DATASET:
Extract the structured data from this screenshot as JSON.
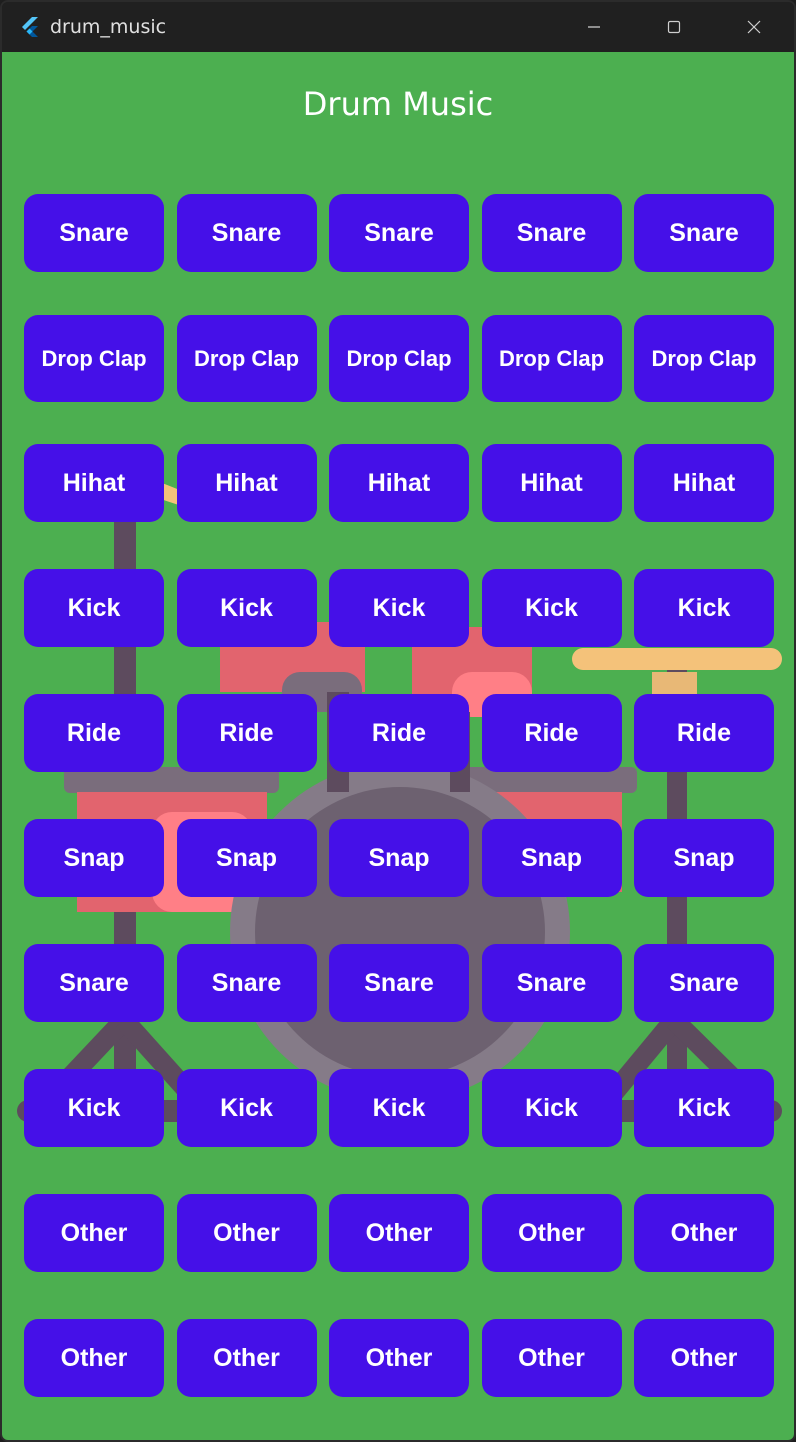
{
  "window": {
    "title": "drum_music",
    "minimize_icon": "minimize-icon",
    "maximize_icon": "maximize-icon",
    "close_icon": "close-icon"
  },
  "header": {
    "title": "Drum Music"
  },
  "rows": [
    {
      "label": "Snare"
    },
    {
      "label": "Drop Clap"
    },
    {
      "label": "Hihat"
    },
    {
      "label": "Kick"
    },
    {
      "label": "Ride"
    },
    {
      "label": "Snap"
    },
    {
      "label": "Snare"
    },
    {
      "label": "Kick"
    },
    {
      "label": "Other"
    },
    {
      "label": "Other"
    }
  ],
  "colors": {
    "background": "#4caf50",
    "pad": "#4510e8",
    "pad_text": "#ffffff"
  }
}
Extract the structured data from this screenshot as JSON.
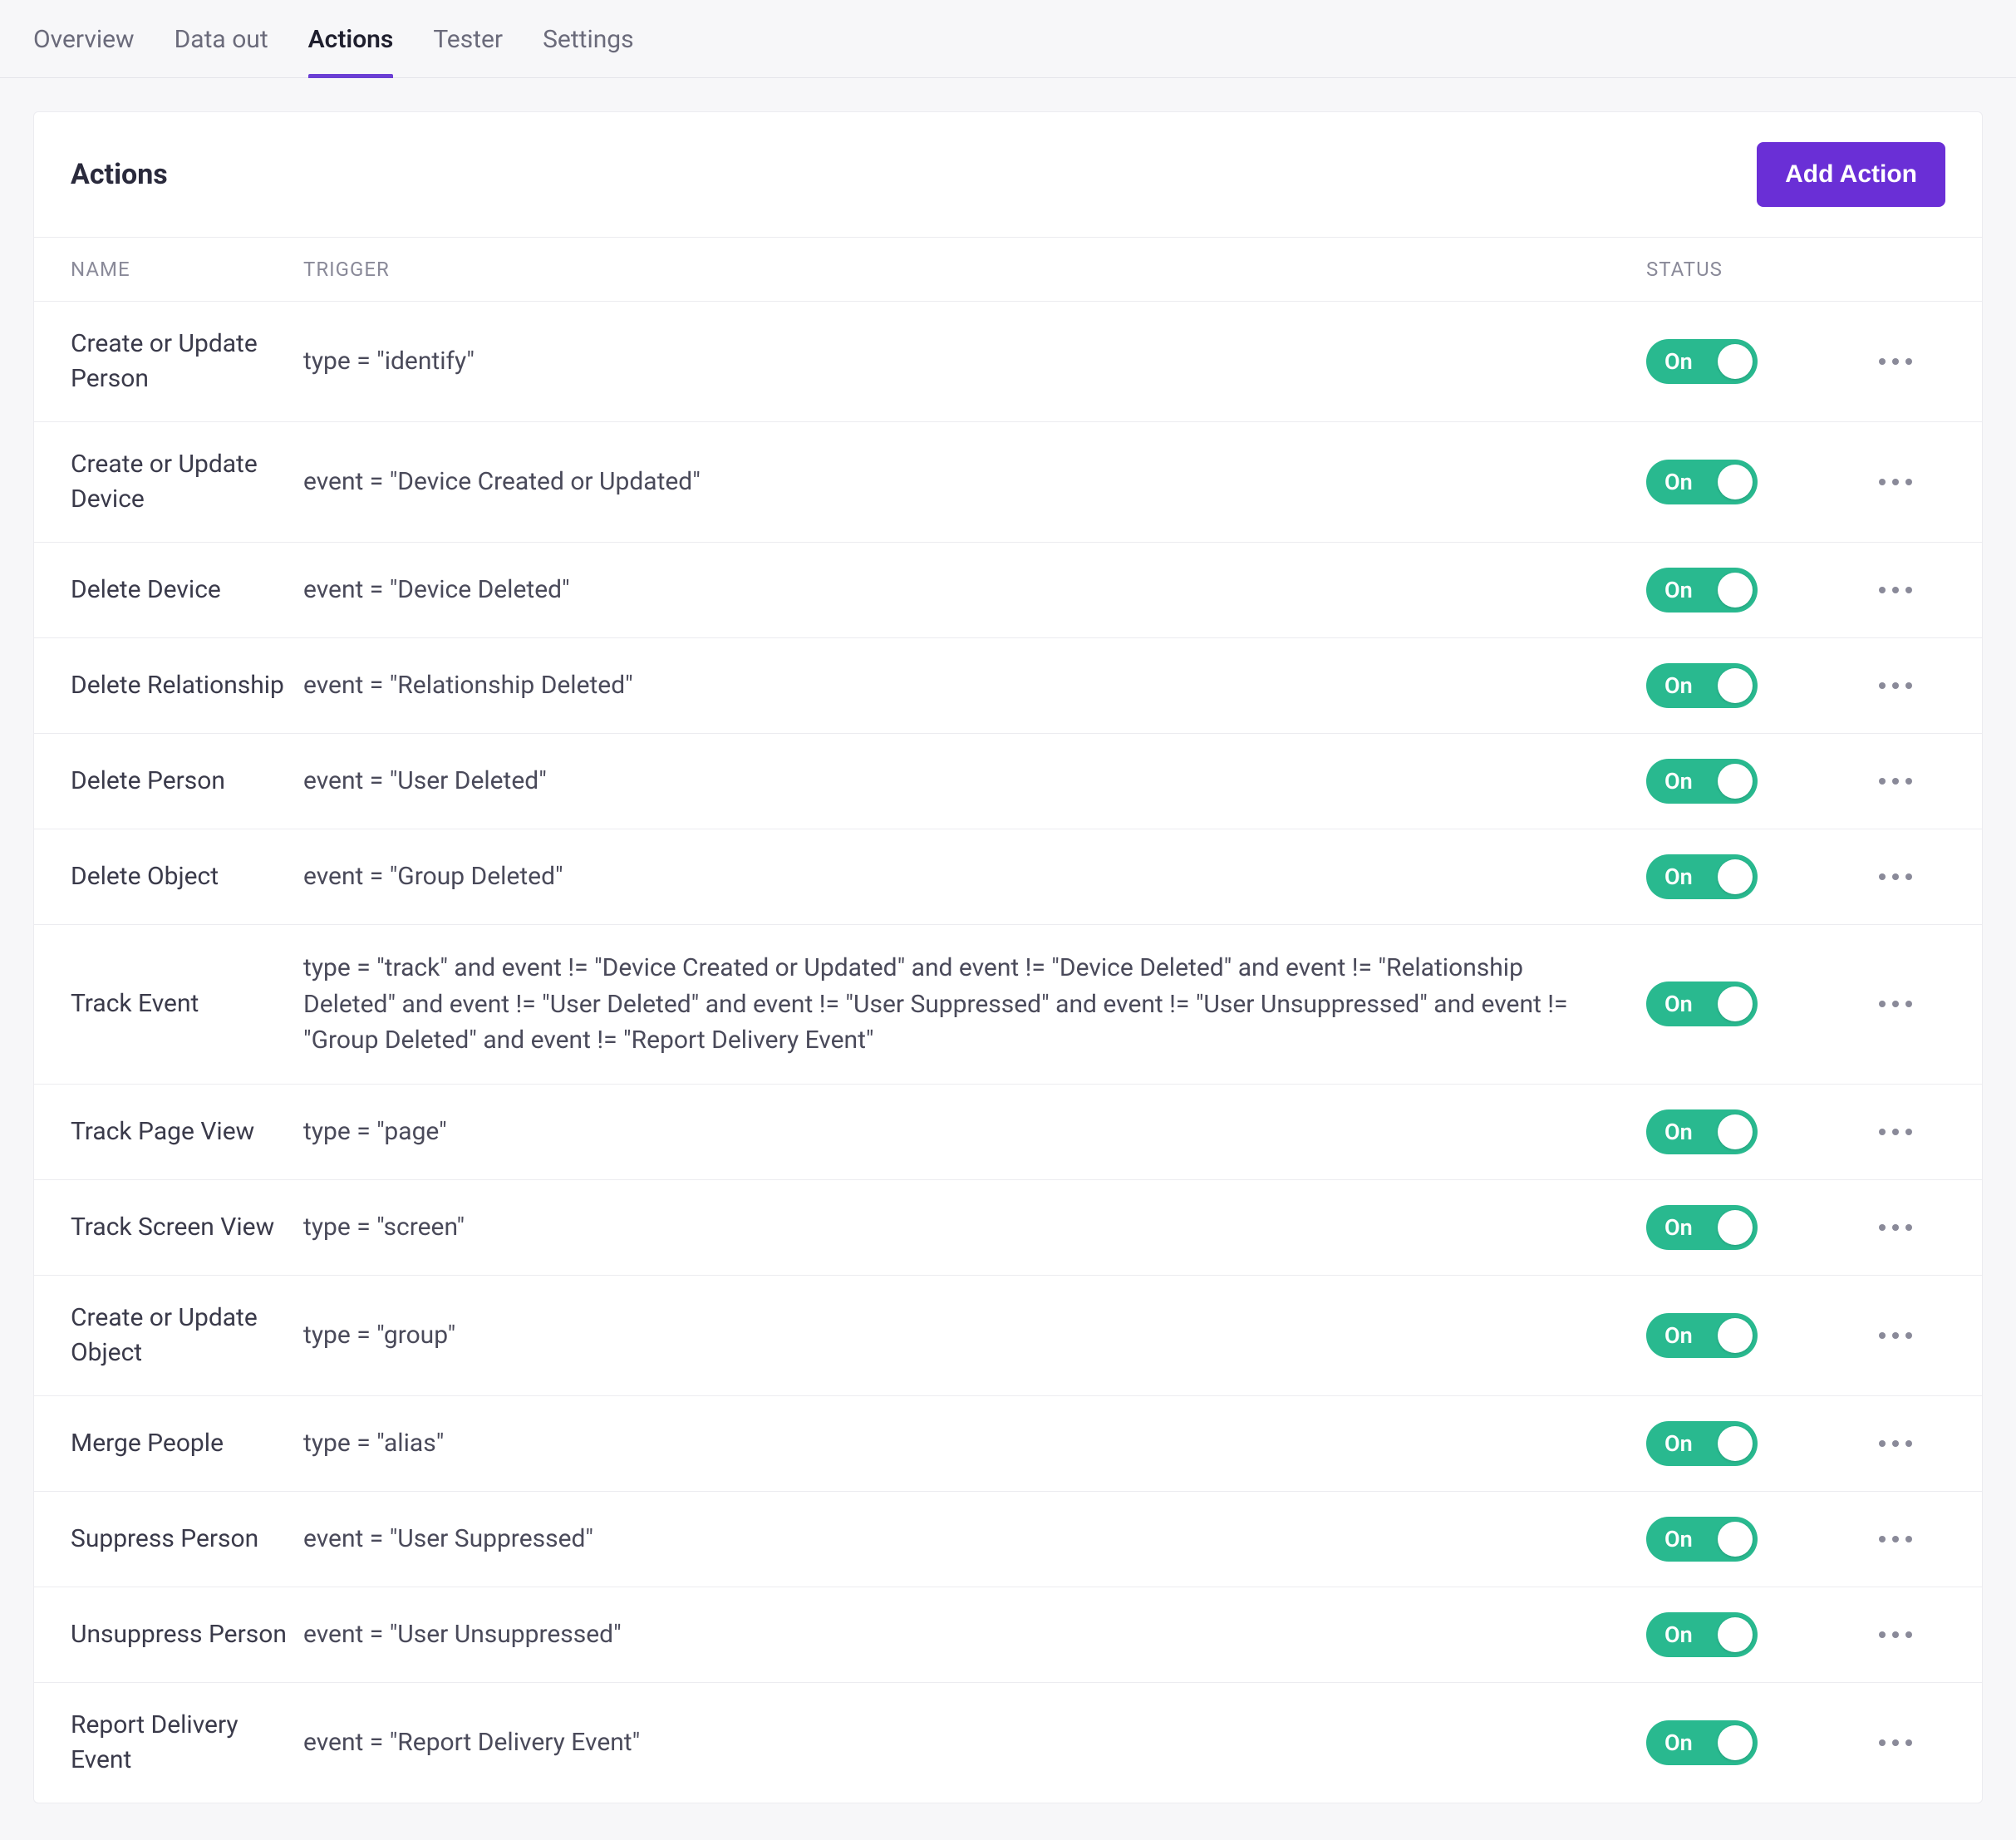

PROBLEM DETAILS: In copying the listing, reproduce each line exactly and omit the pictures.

ANSWER TO THIS TASK:
Extract the structured data from this screenshot as JSON.
{
  "window": {
    "title": "drum_music",
    "minimize_icon": "minimize-icon",
    "maximize_icon": "maximize-icon",
    "close_icon": "close-icon"
  },
  "header": {
    "title": "Drum Music"
  },
  "rows": [
    {
      "label": "Snare"
    },
    {
      "label": "Drop Clap"
    },
    {
      "label": "Hihat"
    },
    {
      "label": "Kick"
    },
    {
      "label": "Ride"
    },
    {
      "label": "Snap"
    },
    {
      "label": "Snare"
    },
    {
      "label": "Kick"
    },
    {
      "label": "Other"
    },
    {
      "label": "Other"
    }
  ],
  "colors": {
    "background": "#4caf50",
    "pad": "#4510e8",
    "pad_text": "#ffffff"
  }
}
Extract the structured data from this screenshot as JSON.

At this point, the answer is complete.